England wicketkeeper-batsman Jos Buttler has opened up on the mental demons he faced ahead of the Cricket World Cup final.
England carried the expectations of a nation when they faced the Black Caps at Lord's, and as pre-tournament favourites, the pressure to win was immense.
Overcome with the fear of losing, Buttler said he thought he'd never play the game again if they'd lost.
"What was scaring me was if we lost, I didn't know how I'd play cricket again," Buttler told the Daily Mail.
"I was thinking: 'If it doesn't happen, I will have no motivation to pick up a cricket bat for a very long time.'
"I had played in eight finals before Sunday and lost seven of them … I knew how much it hurt watching the other team lift the trophy. I didn't want to feel that pain and that regret again."
Buttler revealed his fears first got the better of him midway through the tournament when it looked unlikely England would make the semi-finals having lost to Sri Lanka and Australia back-to-back.
"We'd been favourites, so highly fancied by everyone, and there was the danger that four years of playing such good cricket was going to come to nothing," he said.
But after confiding in the team psychologist, David Young, Buttler said he realised to best overcome his fears, he needed to trust in the process.

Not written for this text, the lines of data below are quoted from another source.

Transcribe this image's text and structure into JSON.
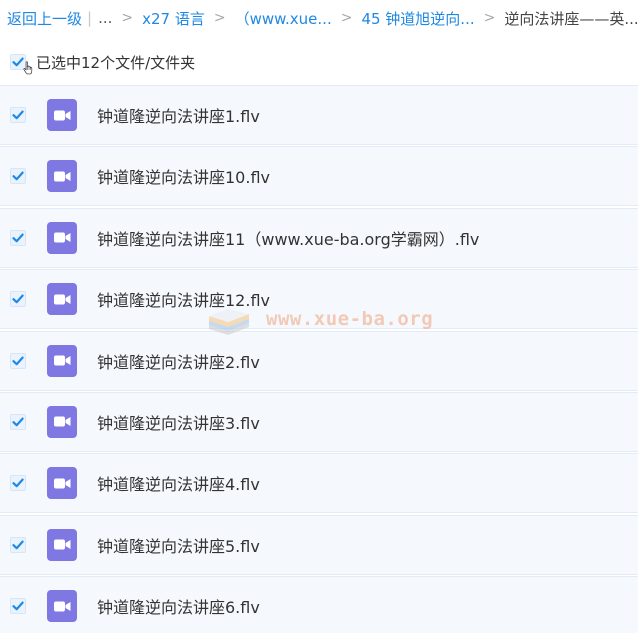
{
  "breadcrumb": {
    "back_label": "返回上一级",
    "ellipsis": "...",
    "separator": ">",
    "items": [
      "x27 语言",
      "（www.xue...",
      "45 钟道旭逆向..."
    ],
    "current": "逆向法讲座——英..."
  },
  "selection": {
    "label": "已选中12个文件/文件夹",
    "checked": true
  },
  "files": [
    {
      "name": "钟道隆逆向法讲座1.flv",
      "checked": true
    },
    {
      "name": "钟道隆逆向法讲座10.flv",
      "checked": true
    },
    {
      "name": "钟道隆逆向法讲座11（www.xue-ba.org学霸网）.flv",
      "checked": true
    },
    {
      "name": "钟道隆逆向法讲座12.flv",
      "checked": true
    },
    {
      "name": "钟道隆逆向法讲座2.flv",
      "checked": true
    },
    {
      "name": "钟道隆逆向法讲座3.flv",
      "checked": true
    },
    {
      "name": "钟道隆逆向法讲座4.flv",
      "checked": true
    },
    {
      "name": "钟道隆逆向法讲座5.flv",
      "checked": true
    },
    {
      "name": "钟道隆逆向法讲座6.flv",
      "checked": true
    }
  ],
  "watermark": {
    "text": "www.xue-ba.org"
  },
  "colors": {
    "link": "#1e88e5",
    "check": "#1e88e5",
    "row_bg": "#f5f9fe",
    "video_icon": "#7f78e3"
  },
  "icons": {
    "checkbox": "checkmark-icon",
    "file": "video-file-icon",
    "cursor": "hand-pointer-icon"
  }
}
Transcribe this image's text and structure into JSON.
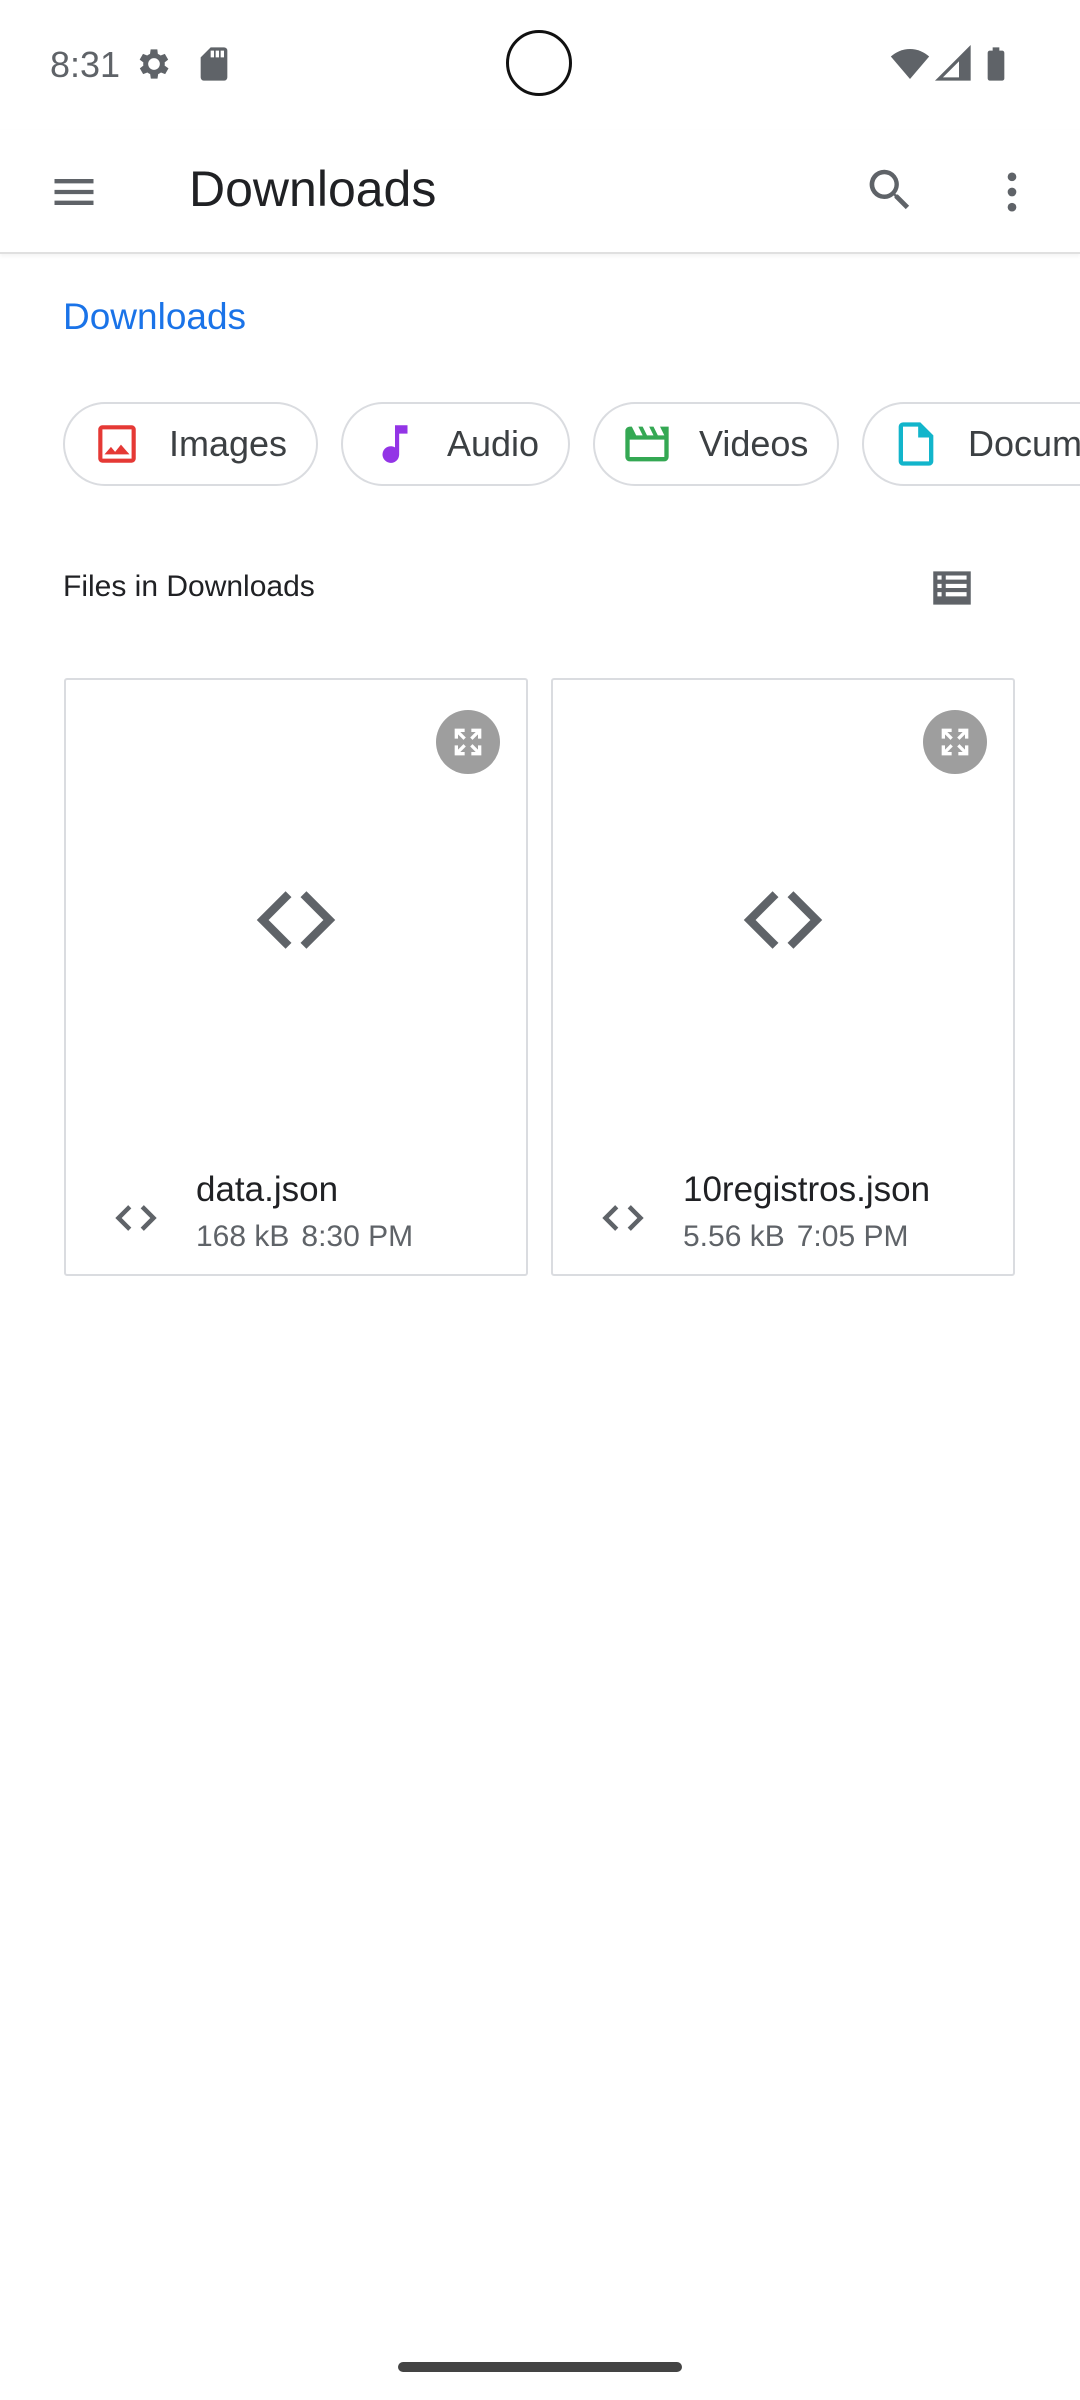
{
  "status_bar": {
    "time": "8:31",
    "icons": [
      "settings-gear-icon",
      "sd-card-icon",
      "wifi-icon",
      "cell-signal-icon",
      "battery-icon"
    ]
  },
  "app_bar": {
    "title": "Downloads",
    "menu_icon": "hamburger-menu-icon",
    "search_icon": "search-icon",
    "more_icon": "more-vert-icon"
  },
  "breadcrumb": {
    "root": "Downloads",
    "color": "#1a73e8"
  },
  "chips": [
    {
      "label": "Images",
      "icon": "image-icon",
      "color": "#e53935"
    },
    {
      "label": "Audio",
      "icon": "music-note-icon",
      "color": "#9334e6"
    },
    {
      "label": "Videos",
      "icon": "movie-icon",
      "color": "#34a853"
    },
    {
      "label": "Docum",
      "icon": "document-icon",
      "color": "#12b5cb"
    }
  ],
  "section": {
    "title": "Files in Downloads",
    "view_toggle_icon": "list-view-icon"
  },
  "files": [
    {
      "name": "data.json",
      "size": "168 kB",
      "time": "8:30 PM",
      "icon": "code-icon"
    },
    {
      "name": "10registros.json",
      "size": "5.56 kB",
      "time": "7:05 PM",
      "icon": "code-icon"
    }
  ]
}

"This was such a once-in-a-lifetime opportunity, a World Cup final at Lord's. It felt like destiny ... When I was talking to David, I knew the answers.
"I knew all I could look after was the stuff I could look after, and I needed to get into my zone, which allows me to perform the best I can."
Buttler played a crucial role in the grand final, completing the run-out of Black Caps' Martin Guptill off the last ball of the Super Over to seal the win for England.
It was a moment he said would stick with him forever.
"For however long I have left in my career, I would just enjoy it and think: 'That happened'."